▶ _Work request_
Repeat every line below exactly as it reads.

▶ _The data_
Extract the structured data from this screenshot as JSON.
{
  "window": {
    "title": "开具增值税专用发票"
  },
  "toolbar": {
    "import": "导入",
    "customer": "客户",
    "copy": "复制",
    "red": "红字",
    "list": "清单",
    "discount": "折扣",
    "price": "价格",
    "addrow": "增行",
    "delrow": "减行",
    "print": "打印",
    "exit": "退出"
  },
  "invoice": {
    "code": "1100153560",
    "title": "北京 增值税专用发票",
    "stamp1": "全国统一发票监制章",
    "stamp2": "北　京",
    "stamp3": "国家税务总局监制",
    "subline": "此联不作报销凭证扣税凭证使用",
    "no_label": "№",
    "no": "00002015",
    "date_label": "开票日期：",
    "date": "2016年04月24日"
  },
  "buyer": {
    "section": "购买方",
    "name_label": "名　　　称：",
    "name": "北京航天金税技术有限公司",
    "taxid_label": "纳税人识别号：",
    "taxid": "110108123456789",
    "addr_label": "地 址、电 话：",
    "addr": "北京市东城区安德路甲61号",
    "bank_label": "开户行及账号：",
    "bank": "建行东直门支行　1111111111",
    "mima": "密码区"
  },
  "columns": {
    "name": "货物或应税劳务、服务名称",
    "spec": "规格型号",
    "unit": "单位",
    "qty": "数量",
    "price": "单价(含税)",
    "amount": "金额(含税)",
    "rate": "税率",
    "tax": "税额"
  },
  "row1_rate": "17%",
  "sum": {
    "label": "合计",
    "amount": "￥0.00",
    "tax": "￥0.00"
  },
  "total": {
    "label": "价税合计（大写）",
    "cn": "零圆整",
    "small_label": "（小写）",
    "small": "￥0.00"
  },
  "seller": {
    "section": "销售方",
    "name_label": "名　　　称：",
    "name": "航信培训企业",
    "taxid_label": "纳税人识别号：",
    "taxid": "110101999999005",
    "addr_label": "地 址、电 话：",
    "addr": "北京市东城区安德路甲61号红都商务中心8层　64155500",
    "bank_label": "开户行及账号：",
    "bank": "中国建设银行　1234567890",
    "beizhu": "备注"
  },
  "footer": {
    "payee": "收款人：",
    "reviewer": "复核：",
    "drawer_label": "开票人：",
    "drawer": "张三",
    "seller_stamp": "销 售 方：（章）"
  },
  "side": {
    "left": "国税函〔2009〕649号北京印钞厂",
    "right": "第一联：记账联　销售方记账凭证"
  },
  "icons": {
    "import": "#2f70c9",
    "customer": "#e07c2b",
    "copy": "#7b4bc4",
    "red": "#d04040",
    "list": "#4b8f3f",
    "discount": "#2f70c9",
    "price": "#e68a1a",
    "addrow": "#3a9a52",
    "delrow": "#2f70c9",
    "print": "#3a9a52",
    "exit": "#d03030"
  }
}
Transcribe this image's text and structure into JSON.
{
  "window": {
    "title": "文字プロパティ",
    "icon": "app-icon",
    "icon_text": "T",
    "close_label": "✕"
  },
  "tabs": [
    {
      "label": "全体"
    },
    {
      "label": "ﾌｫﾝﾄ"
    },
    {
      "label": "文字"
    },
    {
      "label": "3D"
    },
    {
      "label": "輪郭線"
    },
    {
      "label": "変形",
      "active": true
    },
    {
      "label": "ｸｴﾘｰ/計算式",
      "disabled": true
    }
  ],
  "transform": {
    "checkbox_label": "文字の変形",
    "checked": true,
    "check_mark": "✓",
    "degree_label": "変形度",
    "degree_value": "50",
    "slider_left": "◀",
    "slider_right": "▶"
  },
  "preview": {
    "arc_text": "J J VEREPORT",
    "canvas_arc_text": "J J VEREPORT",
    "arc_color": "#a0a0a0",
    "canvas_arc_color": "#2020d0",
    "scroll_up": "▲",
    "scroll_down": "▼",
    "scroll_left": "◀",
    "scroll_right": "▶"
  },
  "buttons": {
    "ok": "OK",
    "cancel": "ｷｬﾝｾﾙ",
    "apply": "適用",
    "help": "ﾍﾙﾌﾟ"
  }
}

▶ _Result of the exercise_
Extract the structured data from this screenshot as JSON.
{
  "window": {
    "title": "开具增值税专用发票"
  },
  "toolbar": {
    "import": "导入",
    "customer": "客户",
    "copy": "复制",
    "red": "红字",
    "list": "清单",
    "discount": "折扣",
    "price": "价格",
    "addrow": "增行",
    "delrow": "减行",
    "print": "打印",
    "exit": "退出"
  },
  "invoice": {
    "code": "1100153560",
    "title": "北京 增值税专用发票",
    "stamp1": "全国统一发票监制章",
    "stamp2": "北　京",
    "stamp3": "国家税务总局监制",
    "subline": "此联不作报销凭证扣税凭证使用",
    "no_label": "№",
    "no": "00002015",
    "date_label": "开票日期：",
    "date": "2016年04月24日"
  },
  "buyer": {
    "section": "购买方",
    "name_label": "名　　　称：",
    "name": "北京航天金税技术有限公司",
    "taxid_label": "纳税人识别号：",
    "taxid": "110108123456789",
    "addr_label": "地 址、电 话：",
    "addr": "北京市东城区安德路甲61号",
    "bank_label": "开户行及账号：",
    "bank": "建行东直门支行　1111111111",
    "mima": "密码区"
  },
  "columns": {
    "name": "货物或应税劳务、服务名称",
    "spec": "规格型号",
    "unit": "单位",
    "qty": "数量",
    "price": "单价(含税)",
    "amount": "金额(含税)",
    "rate": "税率",
    "tax": "税额"
  },
  "row1_rate": "17%",
  "sum": {
    "label": "合计",
    "amount": "￥0.00",
    "tax": "￥0.00"
  },
  "total": {
    "label": "价税合计（大写）",
    "cn": "零圆整",
    "small_label": "（小写）",
    "small": "￥0.00"
  },
  "seller": {
    "section": "销售方",
    "name_label": "名　　　称：",
    "name": "航信培训企业",
    "taxid_label": "纳税人识别号：",
    "taxid": "110101999999005",
    "addr_label": "地 址、电 话：",
    "addr": "北京市东城区安德路甲61号红都商务中心8层　64155500",
    "bank_label": "开户行及账号：",
    "bank": "中国建设银行　1234567890",
    "beizhu": "备注"
  },
  "footer": {
    "payee": "收款人：",
    "reviewer": "复核：",
    "drawer_label": "开票人：",
    "drawer": "张三",
    "seller_stamp": "销 售 方：（章）"
  },
  "side": {
    "left": "国税函〔2009〕649号北京印钞厂",
    "right": "第一联：记账联　销售方记账凭证"
  },
  "icons": {
    "import": "#2f70c9",
    "customer": "#e07c2b",
    "copy": "#7b4bc4",
    "red": "#d04040",
    "list": "#4b8f3f",
    "discount": "#2f70c9",
    "price": "#e68a1a",
    "addrow": "#3a9a52",
    "delrow": "#2f70c9",
    "print": "#3a9a52",
    "exit": "#d03030"
  }
}
Transcribe this image's text and structure into JSON.
{
  "window": {
    "title": "文字プロパティ",
    "icon": "app-icon",
    "icon_text": "T",
    "close_label": "✕"
  },
  "tabs": [
    {
      "label": "全体"
    },
    {
      "label": "ﾌｫﾝﾄ"
    },
    {
      "label": "文字"
    },
    {
      "label": "3D"
    },
    {
      "label": "輪郭線"
    },
    {
      "label": "変形",
      "active": true
    },
    {
      "label": "ｸｴﾘｰ/計算式",
      "disabled": true
    }
  ],
  "transform": {
    "checkbox_label": "文字の変形",
    "checked": true,
    "check_mark": "✓",
    "degree_label": "変形度",
    "degree_value": "50",
    "slider_left": "◀",
    "slider_right": "▶"
  },
  "preview": {
    "arc_text": "J J VEREPORT",
    "canvas_arc_text": "J J VEREPORT",
    "arc_color": "#a0a0a0",
    "canvas_arc_color": "#2020d0",
    "scroll_up": "▲",
    "scroll_down": "▼",
    "scroll_left": "◀",
    "scroll_right": "▶"
  },
  "buttons": {
    "ok": "OK",
    "cancel": "ｷｬﾝｾﾙ",
    "apply": "適用",
    "help": "ﾍﾙﾌﾟ"
  }
}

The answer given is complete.